After the High Court male-female ratio dropped to 5-2 in 2014, some in the profession argued that there should be a quota to assure equal representation of women.
“I didn’t feel that was necessary, but it would be good to see a convention develop that the Court should have as near to an equal gender split as is possible,” Professor Lynch said.
Although little over a decade ago all the judges on the High Court were men, appointing equal numbers of men and women has quickly become accepted practice.
The political backlash in 2003 after the Howard government appointed Dyson Heydon to replace the court’s first woman, Mary Gaudron, has meant that no reasonable government would seriously consider failing to address the issue of gender balance in the High Court.
“The spectre of having an all-male final court … just look[s] so unsatisfactory,” said Professor Lynch. “Even though for much of the 20th century that was the norm, really no government would countenance the idea that the final court should be absent of faces which represent 50 per cent of the community.”
At some level, the whole point of an appellate court having a larger panel of judges is to allow for disagreement and diversity of opinion, he continued.
“Why establish a court with seven judges if the idea is that on every occasion those seven judges will say exactly the same thing?
“The idea is that the matters they hear are at the pointy end of complexity and [will] benefit from an exchange of different viewpoints and perspectives.”
Professor Lynch said it was important that the judiciary resembles the community and that this was particularly crucial in the High Court, given the court’s prominence at the apex of Australia’s judicial system.
Although the empirical research is often inconclusive, it is the experience of many judges that diversity contributes to merit.
“You get a richer quality of judicial decision-making in a system where there are voices informed by those different experiences and perspectives,” Professor Lynch said.
Courts across the country
One additional female judge on the High Court does little to address the absence of women in the judiciary more broadly, according to Professor Lynch.
“The High Court gets a lot of attention as the national court, [but] I don’t think we can look at it say that there isn’t work remaining to be done more generally,” he said.
The Victorian Government brought in a 50 per cent quota for women in all courts in March, to address the fact that only a third of Victorian judges are women.
The proportion of female judges ranges from 28-37 per cent in all states and territories except the ACT, where 55 per cent of judges are women, according to the Australasian Institute of Judicial Administration.
One of the problems is that politicians are often uncomfortable talking about diversity when making judicial appointments, preferring to focus on merit to prevent any suggestion of tokenism.
This diversity-blindness “tends to prop up fairly established patterns of appointment”, Professor Lynch said.
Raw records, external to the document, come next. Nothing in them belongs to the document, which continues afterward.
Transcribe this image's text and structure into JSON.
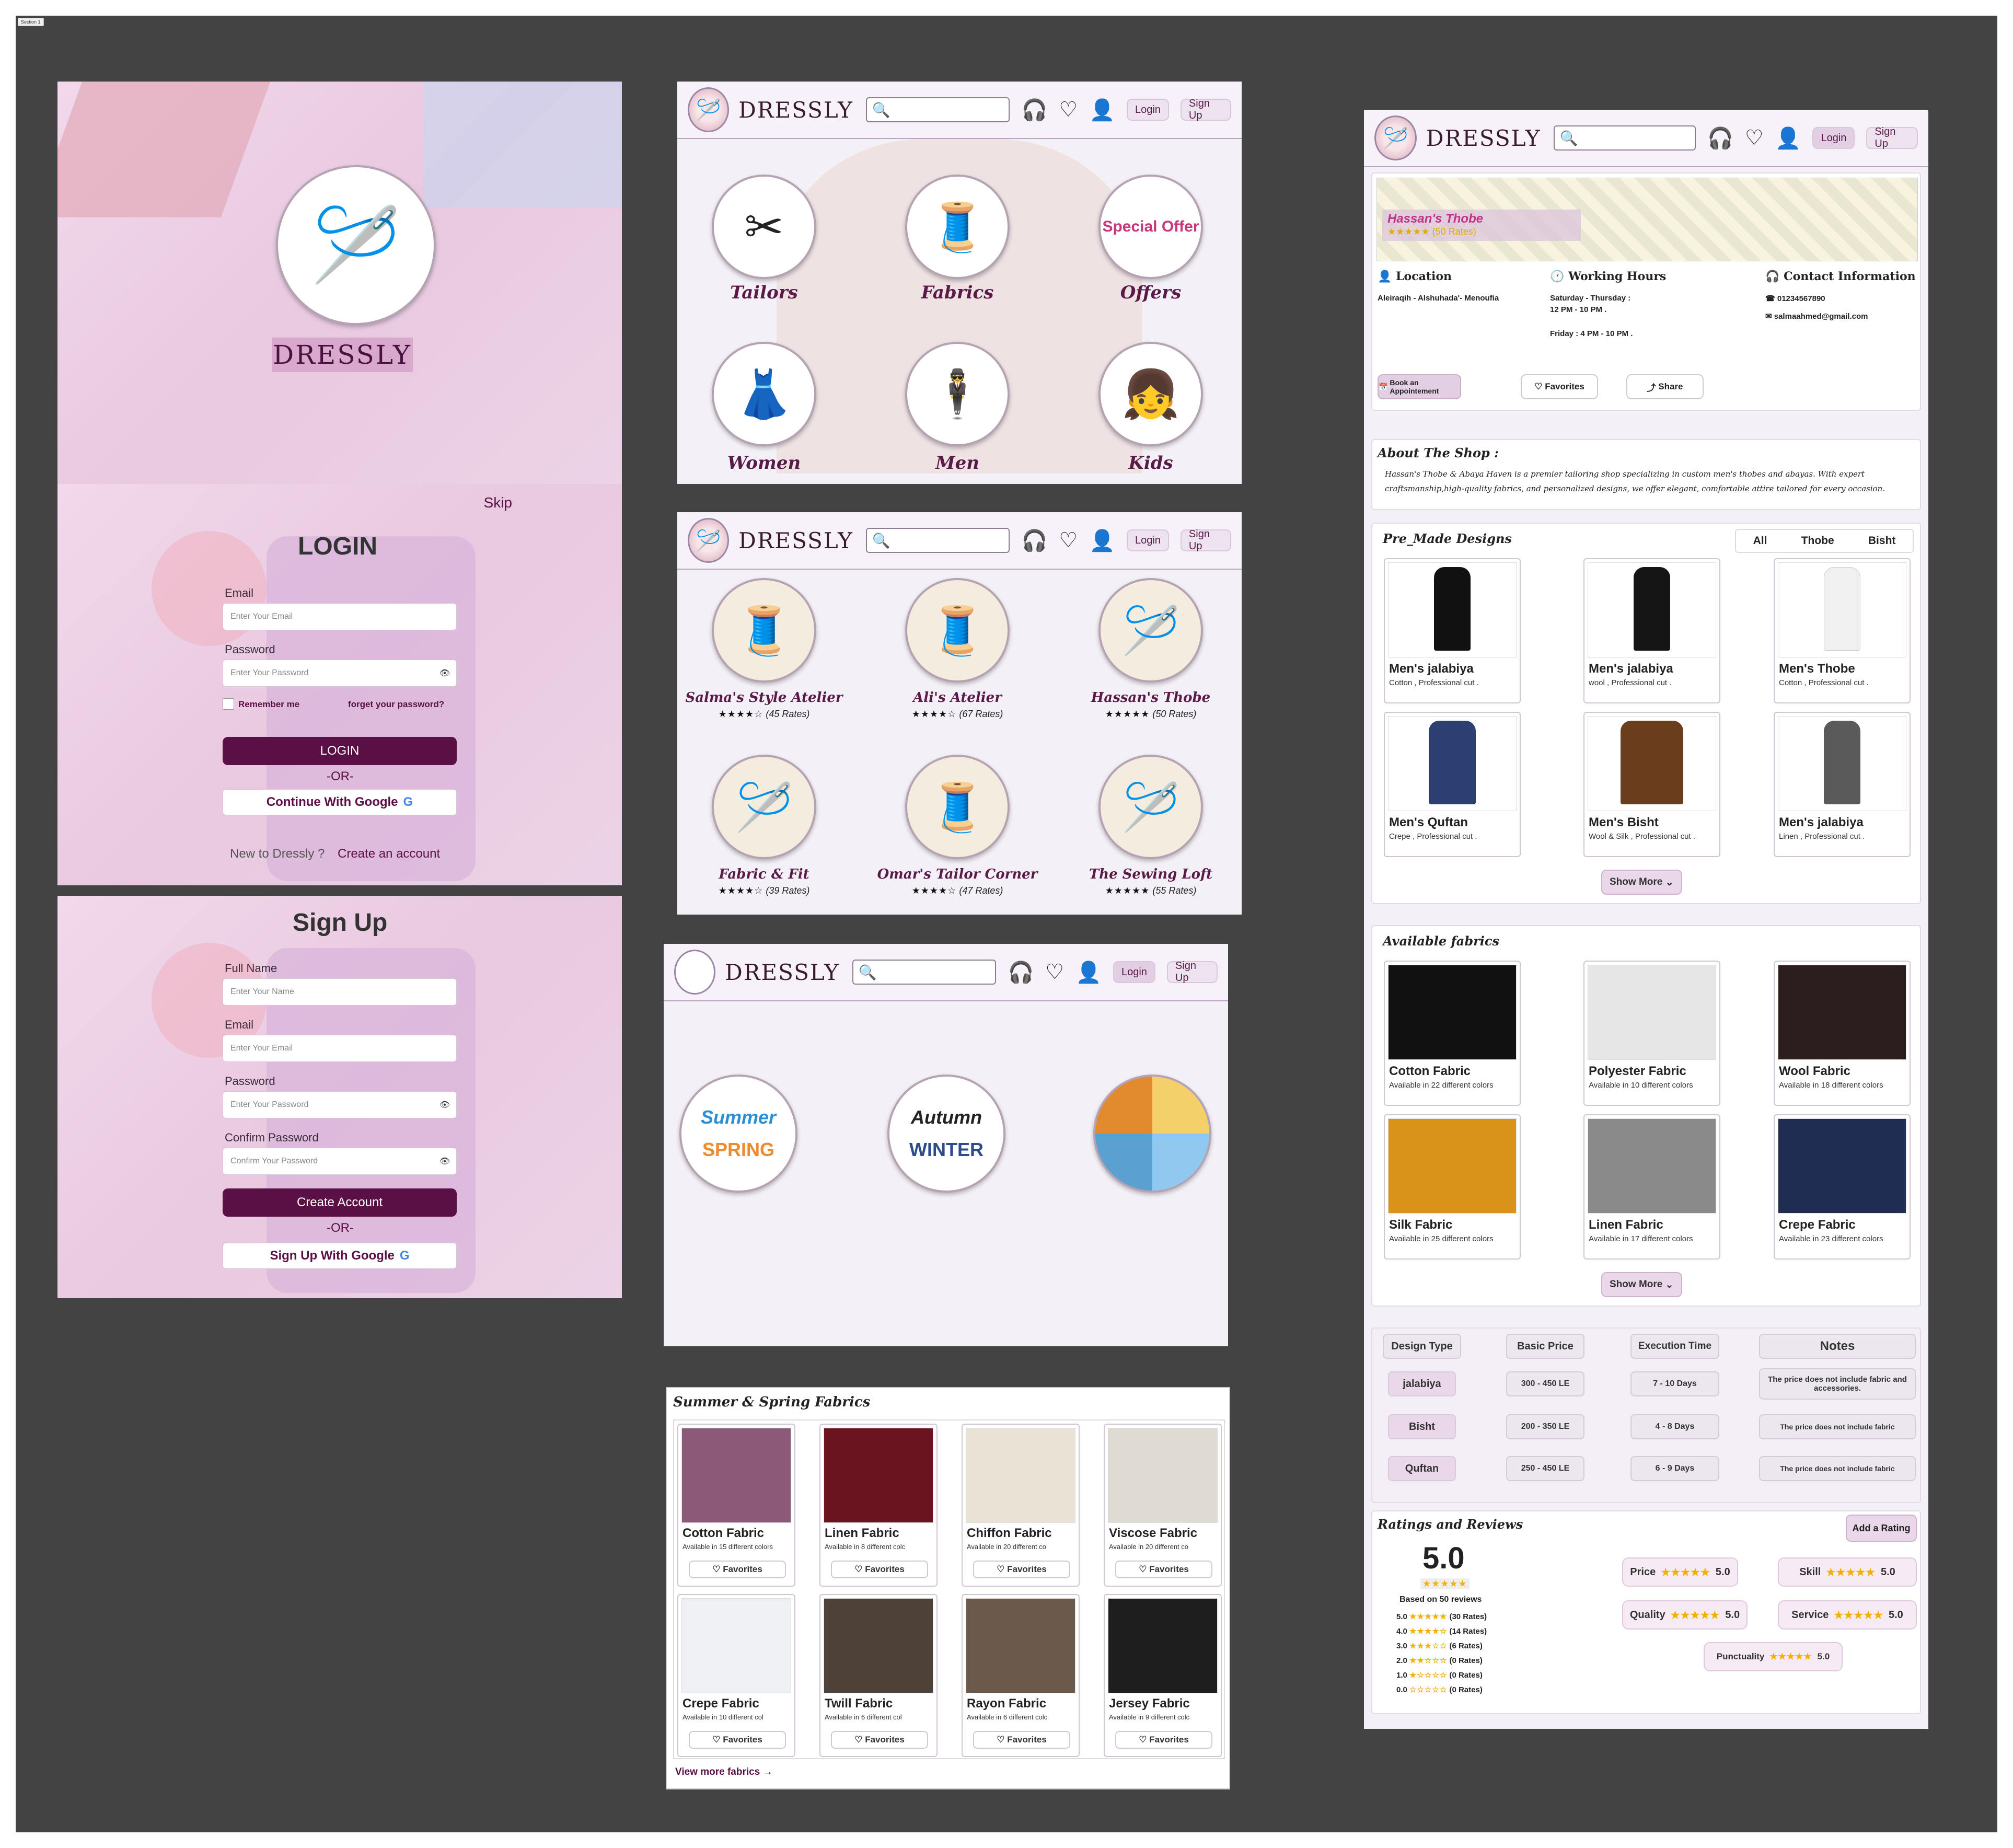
{
  "section_tag": "Section 1",
  "brand": "DRESSLY",
  "nav": {
    "login": "Login",
    "signup": "Sign Up"
  },
  "icons": {
    "search": "🔍",
    "support": "🎧",
    "heart": "♡",
    "user": "👤",
    "logo": "🪡"
  },
  "colors": {
    "primary": "#5a0f45",
    "accent": "#e3cfe3",
    "bg_dark": "#434343"
  },
  "splash": {
    "brand": "DRESSLY"
  },
  "login": {
    "skip": "Skip",
    "title": "LOGIN",
    "email_label": "Email",
    "email_ph": "Enter Your Email",
    "password_label": "Password",
    "password_ph": "Enter Your Password",
    "remember": "Remember me",
    "forgot": "forget your password?",
    "button": "LOGIN",
    "or": "-OR-",
    "google": "Continue With Google",
    "new_text": "New to Dressly ?",
    "create": "Create an account"
  },
  "signup": {
    "title": "Sign Up",
    "name_label": "Full Name",
    "name_ph": "Enter Your Name",
    "email_label": "Email",
    "email_ph": "Enter Your Email",
    "password_label": "Password",
    "password_ph": "Enter Your Password",
    "confirm_label": "Confirm Password",
    "confirm_ph": "Confirm Your Password",
    "button": "Create Account",
    "or": "-OR-",
    "google": "Sign Up With Google"
  },
  "home": {
    "categories": [
      {
        "label": "Tailors",
        "icon": "✂"
      },
      {
        "label": "Fabrics",
        "icon": "🧵"
      },
      {
        "label": "Offers",
        "icon": "Special Offer"
      },
      {
        "label": "Women",
        "icon": "👗"
      },
      {
        "label": "Men",
        "icon": "🕴"
      },
      {
        "label": "Kids",
        "icon": "👧"
      }
    ]
  },
  "tailors": [
    {
      "name": "Salma's Style Atelier",
      "stars": "★★★★☆",
      "rates": "(45 Rates)"
    },
    {
      "name": "Ali's Atelier",
      "stars": "★★★★☆",
      "rates": "(67 Rates)"
    },
    {
      "name": "Hassan's Thobe",
      "stars": "★★★★★",
      "rates": "(50 Rates)"
    },
    {
      "name": "Fabric & Fit",
      "stars": "★★★★☆",
      "rates": "(39 Rates)"
    },
    {
      "name": "Omar's Tailor Corner",
      "stars": "★★★★☆",
      "rates": "(47 Rates)"
    },
    {
      "name": "The Sewing Loft",
      "stars": "★★★★★",
      "rates": "(55 Rates)"
    }
  ],
  "seasons": [
    {
      "label": "Summer",
      "label2": "SPRING"
    },
    {
      "label": "Autumn",
      "label2": "WINTER"
    },
    {
      "label": "",
      "label2": ""
    }
  ],
  "fabrics_list": {
    "title": "Summer & Spring Fabrics",
    "items": [
      {
        "name": "Cotton Fabric",
        "sub": "Available in 15 different colors",
        "color": "#8a5a78"
      },
      {
        "name": "Linen Fabric",
        "sub": "Available in 8 different colc",
        "color": "#6a1420"
      },
      {
        "name": "Chiffon Fabric",
        "sub": "Available in 20 different co",
        "color": "#e9e3d6"
      },
      {
        "name": "Viscose Fabric",
        "sub": "Available in 20 different co",
        "color": "#dfdad2"
      },
      {
        "name": "Crepe Fabric",
        "sub": "Available in 10 different col",
        "color": "#eef0f4"
      },
      {
        "name": "Twill Fabric",
        "sub": "Available in 6 different col",
        "color": "#4e4238"
      },
      {
        "name": "Rayon Fabric",
        "sub": "Available in 6 different colc",
        "color": "#6b5a4c"
      },
      {
        "name": "Jersey Fabric",
        "sub": "Available in 9 different colc",
        "color": "#1e1e1e"
      }
    ],
    "fav": "Favorites",
    "view_more": "View more fabrics"
  },
  "shop": {
    "banner_name": "Hassan's Thobe",
    "banner_rates": "★★★★★ (50 Rates)",
    "location_title": "Location",
    "location": "Aleiraqih - Alshuhada'- Menoufia",
    "hours_title": "Working Hours",
    "hours1": "Saturday - Thursday :",
    "hours2": "12 PM - 10 PM .",
    "hours3": "Friday : 4 PM - 10 PM .",
    "contact_title": "Contact Information",
    "phone": "01234567890",
    "email": "salmaahmed@gmail.com",
    "book": "Book an Appointement",
    "favorites": "Favorites",
    "share": "Share",
    "about_title": "About The Shop :",
    "about_line1": "Hassan's Thobe & Abaya Haven is a premier tailoring shop specializing in custom men's thobes and abayas. With expert",
    "about_line2": "craftsmanship,high-quality fabrics, and personalized designs, we offer elegant, comfortable attire tailored for every occasion.",
    "premade_title": "Pre_Made Designs",
    "filters": [
      "All",
      "Thobe",
      "Bisht"
    ],
    "designs": [
      {
        "name": "Men's jalabiya",
        "sub": "Cotton , Professional cut  .",
        "color": "#111"
      },
      {
        "name": "Men's jalabiya",
        "sub": "wool , Professional cut  .",
        "color": "#151515"
      },
      {
        "name": "Men's Thobe",
        "sub": "Cotton , Professional cut  .",
        "color": "#f0f0f0"
      },
      {
        "name": "Men's Quftan",
        "sub": "Crepe , Professional cut  .",
        "color": "#2b3f73"
      },
      {
        "name": "Men's Bisht",
        "sub": "Wool & Silk , Professional cut  .",
        "color": "#6a3d1c"
      },
      {
        "name": "Men's jalabiya",
        "sub": "Linen , Professional cut  .",
        "color": "#5a5a5a"
      }
    ],
    "show_more": "Show More",
    "fabrics_title": "Available fabrics",
    "fabrics": [
      {
        "name": "Cotton Fabric",
        "sub": "Available in 22 different colors",
        "color": "#111"
      },
      {
        "name": "Polyester Fabric",
        "sub": "Available in 10 different colors",
        "color": "#e6e6e6"
      },
      {
        "name": "Wool Fabric",
        "sub": "Available in 18 different colors",
        "color": "#2c1e1e"
      },
      {
        "name": "Silk Fabric",
        "sub": "Available in 25 different colors",
        "color": "#d9931a"
      },
      {
        "name": "Linen Fabric",
        "sub": "Available in 17 different colors",
        "color": "#8a8a8a"
      },
      {
        "name": "Crepe Fabric",
        "sub": "Available in 23 different colors",
        "color": "#1f2d52"
      }
    ],
    "price_headers": [
      "Design Type",
      "Basic Price",
      "Execution Time",
      "Notes"
    ],
    "price_rows": [
      {
        "type": "jalabiya",
        "price": "300 - 450 LE",
        "time": "7 - 10 Days",
        "note": "The price does not include fabric and accessories."
      },
      {
        "type": "Bisht",
        "price": "200 - 350 LE",
        "time": "4 - 8 Days",
        "note": "The price does not include fabric"
      },
      {
        "type": "Quftan",
        "price": "250 - 450 LE",
        "time": "6 - 9 Days",
        "note": "The price does not include fabric"
      }
    ],
    "ratings_title": "Ratings and Reviews",
    "add_rating": "Add a Rating",
    "score": "5.0",
    "score_stars": "★★★★★",
    "based": "Based on 50 reviews",
    "dist": [
      {
        "lvl": "5.0",
        "stars": "★★★★★",
        "count": "(30 Rates)"
      },
      {
        "lvl": "4.0",
        "stars": "★★★★☆",
        "count": "(14 Rates)"
      },
      {
        "lvl": "3.0",
        "stars": "★★★☆☆",
        "count": "(6 Rates)"
      },
      {
        "lvl": "2.0",
        "stars": "★★☆☆☆",
        "count": "(0 Rates)"
      },
      {
        "lvl": "1.0",
        "stars": "★☆☆☆☆",
        "count": "(0 Rates)"
      },
      {
        "lvl": "0.0",
        "stars": "☆☆☆☆☆",
        "count": "(0 Rates)"
      }
    ],
    "criteria": [
      {
        "name": "Price",
        "stars": "★★★★★",
        "score": "5.0"
      },
      {
        "name": "Skill",
        "stars": "★★★★★",
        "score": "5.0"
      },
      {
        "name": "Quality",
        "stars": "★★★★★",
        "score": "5.0"
      },
      {
        "name": "Service",
        "stars": "★★★★★",
        "score": "5.0"
      },
      {
        "name": "Punctuality",
        "stars": "★★★★★",
        "score": "5.0"
      }
    ]
  }
}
It also goes against the grain of a lot of emerging academic literature and the experience of judges, which indicates that who the judge is actually matters, he added.
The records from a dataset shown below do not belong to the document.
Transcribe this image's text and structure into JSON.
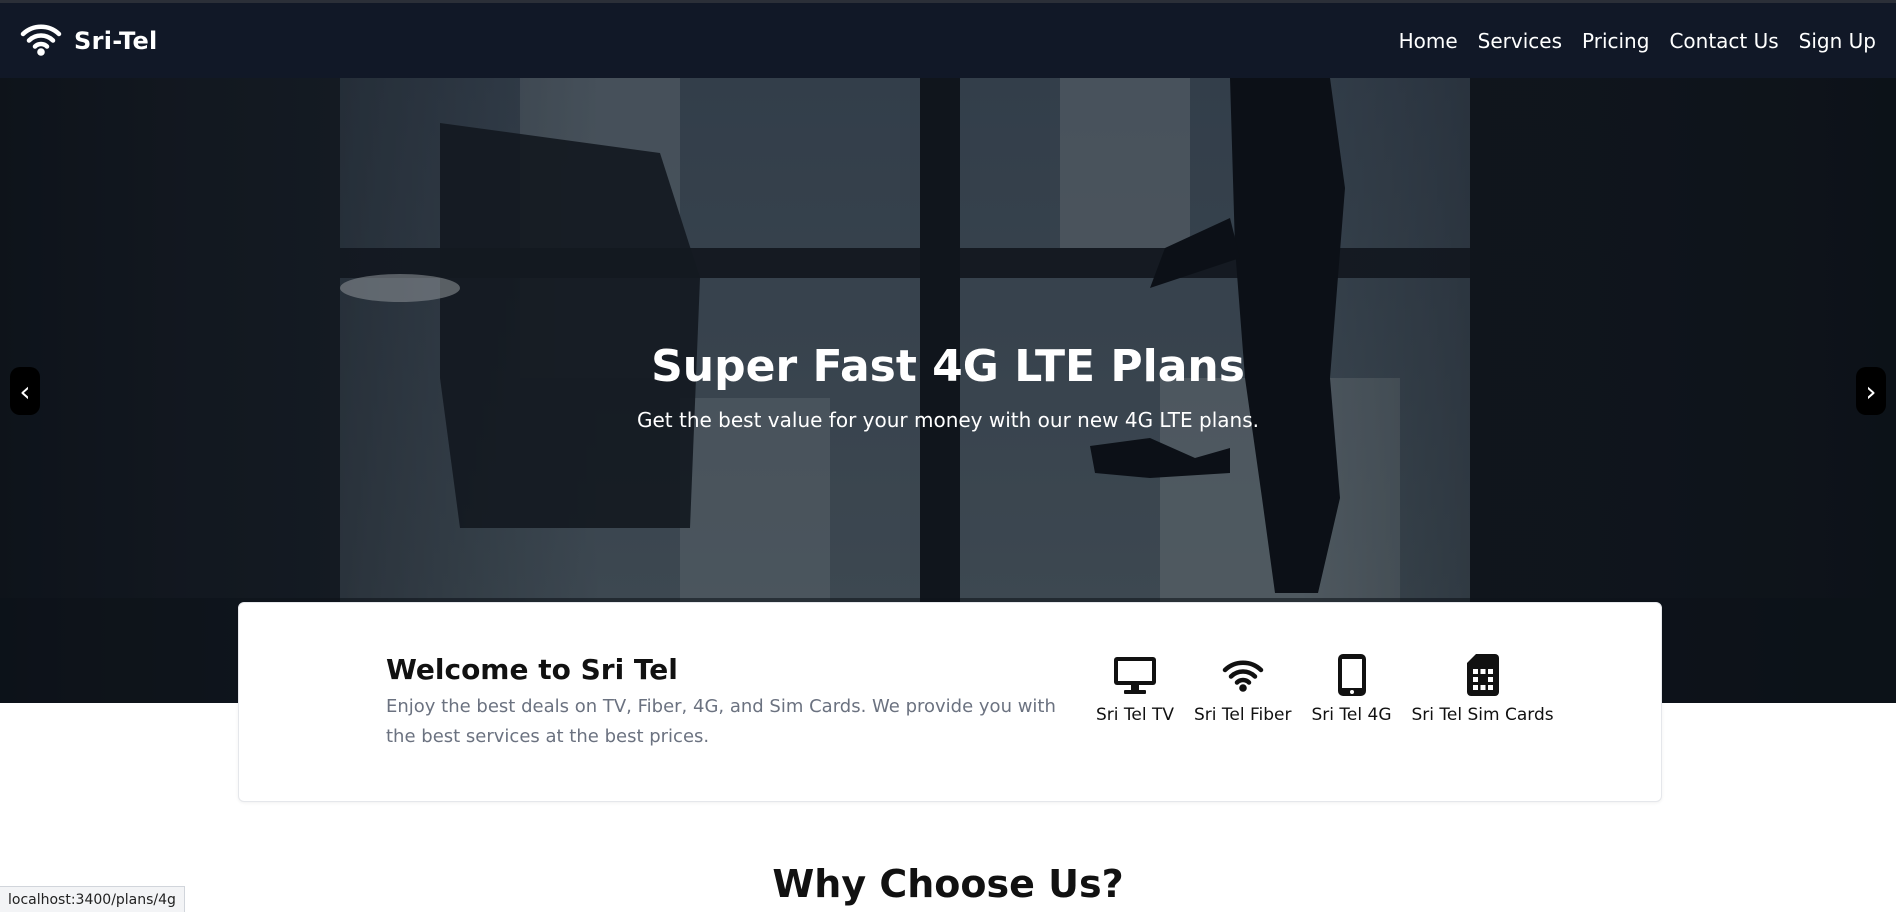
{
  "brand": {
    "name": "Sri-Tel",
    "icon": "wifi-icon"
  },
  "nav": {
    "links": [
      "Home",
      "Services",
      "Pricing",
      "Contact Us",
      "Sign Up"
    ]
  },
  "hero": {
    "title": "Super Fast 4G LTE Plans",
    "subtitle": "Get the best value for your money with our new 4G LTE plans.",
    "prev_label": "‹",
    "next_label": "›"
  },
  "welcome": {
    "title": "Welcome to Sri Tel",
    "description": "Enjoy the best deals on TV, Fiber, 4G, and Sim Cards. We provide you with the best services at the best prices.",
    "services": [
      {
        "label": "Sri Tel TV",
        "icon": "monitor-icon"
      },
      {
        "label": "Sri Tel Fiber",
        "icon": "wifi-icon"
      },
      {
        "label": "Sri Tel 4G",
        "icon": "mobile-phone-icon"
      },
      {
        "label": "Sri Tel Sim Cards",
        "icon": "sim-card-icon"
      }
    ]
  },
  "why": {
    "title": "Why Choose Us?"
  },
  "status_bar": {
    "url": "localhost:3400/plans/4g"
  },
  "colors": {
    "navbar": "#111827",
    "text_muted": "#6b7280"
  }
}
“If you talk to any member of the profession they will acknowledge that judges are not robots, they are different people and they bring to the task of adjudication different life experiences.”
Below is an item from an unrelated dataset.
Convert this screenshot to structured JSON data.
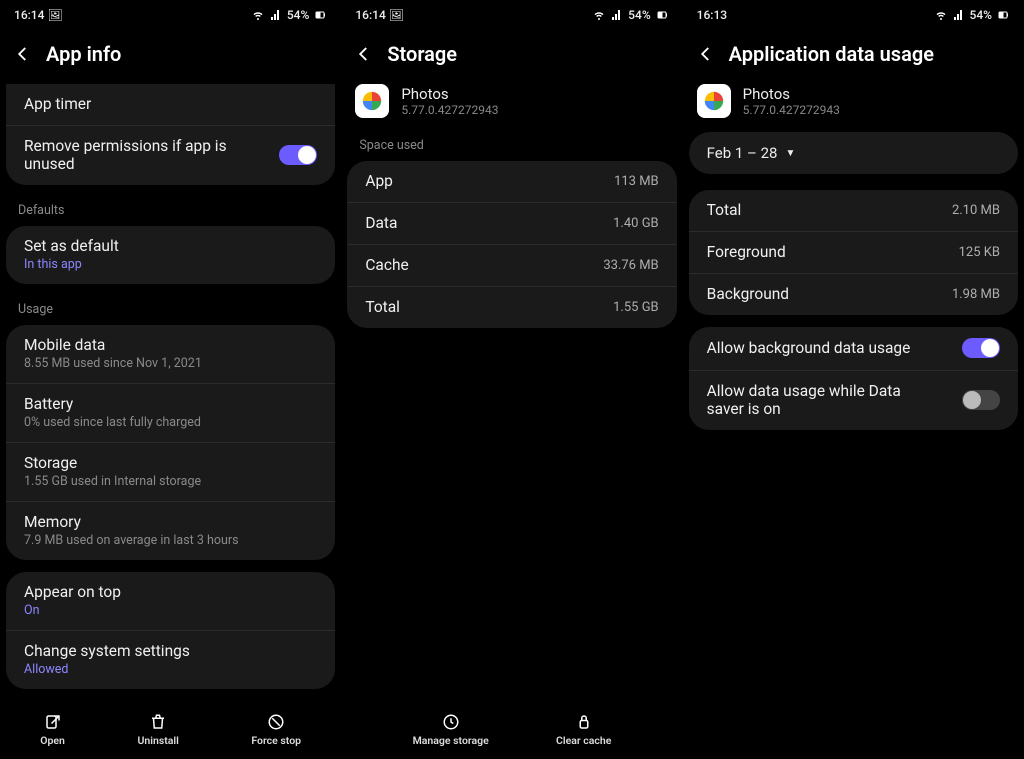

The sole female member of the 12-member UK Supreme Court, Baroness Brenda Hale, for instance, has been very candid in saying that her gender has made a difference in some of her judgements, he said.
“She has also pointed out that her gender is not the only way it is different; the fact that she has an academic background as well as [being] a family lawyer rather than, say, a commercial lawyer [also sets her apart].”
Quotas are not the only way to ensure diversity of gender, ethnicity, race, professional background and residential location, according to Professor Lynch.
One way to create a more representative judiciary is to develop clear and articulated processes of judicial appointment that express diversity as “an aspiration underpinning those processes”.